#### Exercise goal:
Looking at the data below, report how many lines contain "group", with no other words.

#### Task data:
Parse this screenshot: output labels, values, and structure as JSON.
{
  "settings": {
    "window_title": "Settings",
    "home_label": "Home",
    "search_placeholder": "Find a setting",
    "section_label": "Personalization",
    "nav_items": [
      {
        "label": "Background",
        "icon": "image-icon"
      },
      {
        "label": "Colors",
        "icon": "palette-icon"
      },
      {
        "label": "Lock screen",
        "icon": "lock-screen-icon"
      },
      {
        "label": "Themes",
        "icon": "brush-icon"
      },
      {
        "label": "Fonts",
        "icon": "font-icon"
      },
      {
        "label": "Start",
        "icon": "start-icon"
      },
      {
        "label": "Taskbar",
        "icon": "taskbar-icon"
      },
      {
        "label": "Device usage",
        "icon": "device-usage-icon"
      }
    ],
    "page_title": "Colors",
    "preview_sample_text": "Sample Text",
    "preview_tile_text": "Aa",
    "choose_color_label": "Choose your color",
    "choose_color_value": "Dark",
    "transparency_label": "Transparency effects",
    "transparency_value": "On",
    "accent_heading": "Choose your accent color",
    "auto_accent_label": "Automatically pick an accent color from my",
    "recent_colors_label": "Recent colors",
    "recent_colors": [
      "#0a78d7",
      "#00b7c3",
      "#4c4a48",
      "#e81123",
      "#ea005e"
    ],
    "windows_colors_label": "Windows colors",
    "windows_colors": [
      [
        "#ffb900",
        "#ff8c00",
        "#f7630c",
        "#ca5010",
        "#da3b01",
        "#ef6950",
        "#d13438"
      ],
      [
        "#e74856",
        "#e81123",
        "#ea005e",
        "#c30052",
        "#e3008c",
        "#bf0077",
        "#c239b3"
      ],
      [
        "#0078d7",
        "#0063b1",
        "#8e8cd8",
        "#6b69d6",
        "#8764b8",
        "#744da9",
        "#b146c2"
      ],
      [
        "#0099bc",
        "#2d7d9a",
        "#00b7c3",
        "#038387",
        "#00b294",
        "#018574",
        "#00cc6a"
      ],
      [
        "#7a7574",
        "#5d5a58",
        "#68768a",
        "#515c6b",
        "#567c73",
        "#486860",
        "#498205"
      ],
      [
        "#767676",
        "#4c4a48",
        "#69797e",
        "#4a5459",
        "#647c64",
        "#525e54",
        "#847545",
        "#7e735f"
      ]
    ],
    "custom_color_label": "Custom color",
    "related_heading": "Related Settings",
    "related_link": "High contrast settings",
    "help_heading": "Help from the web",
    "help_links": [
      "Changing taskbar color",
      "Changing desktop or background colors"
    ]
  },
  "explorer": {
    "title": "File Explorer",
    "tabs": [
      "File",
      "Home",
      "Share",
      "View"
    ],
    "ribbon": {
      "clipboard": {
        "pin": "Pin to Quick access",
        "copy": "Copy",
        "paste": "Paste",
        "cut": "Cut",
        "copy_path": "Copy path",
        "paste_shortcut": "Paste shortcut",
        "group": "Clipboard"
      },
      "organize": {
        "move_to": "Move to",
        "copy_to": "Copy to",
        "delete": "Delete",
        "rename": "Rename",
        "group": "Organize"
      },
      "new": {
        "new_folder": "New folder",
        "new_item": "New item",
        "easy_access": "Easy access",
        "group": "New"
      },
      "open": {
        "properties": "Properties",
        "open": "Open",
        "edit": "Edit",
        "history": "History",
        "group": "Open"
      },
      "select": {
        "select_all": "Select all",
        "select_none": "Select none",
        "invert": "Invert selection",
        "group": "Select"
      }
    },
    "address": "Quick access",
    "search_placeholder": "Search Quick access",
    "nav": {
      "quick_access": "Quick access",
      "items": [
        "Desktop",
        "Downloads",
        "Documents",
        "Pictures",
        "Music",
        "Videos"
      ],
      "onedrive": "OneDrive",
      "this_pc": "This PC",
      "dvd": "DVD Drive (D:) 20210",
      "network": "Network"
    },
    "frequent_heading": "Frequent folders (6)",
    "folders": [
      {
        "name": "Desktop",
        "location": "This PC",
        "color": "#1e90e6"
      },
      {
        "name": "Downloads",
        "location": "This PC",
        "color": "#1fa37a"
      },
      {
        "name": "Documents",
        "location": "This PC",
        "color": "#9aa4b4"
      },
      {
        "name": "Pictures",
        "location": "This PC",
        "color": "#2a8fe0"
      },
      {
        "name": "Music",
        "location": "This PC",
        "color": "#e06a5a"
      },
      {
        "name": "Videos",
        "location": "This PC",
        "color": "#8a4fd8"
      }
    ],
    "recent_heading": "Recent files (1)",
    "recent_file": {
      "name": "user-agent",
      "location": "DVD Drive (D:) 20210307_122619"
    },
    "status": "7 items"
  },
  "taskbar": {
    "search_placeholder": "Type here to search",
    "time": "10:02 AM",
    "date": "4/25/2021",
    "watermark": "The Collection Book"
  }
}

#### Answer area:
5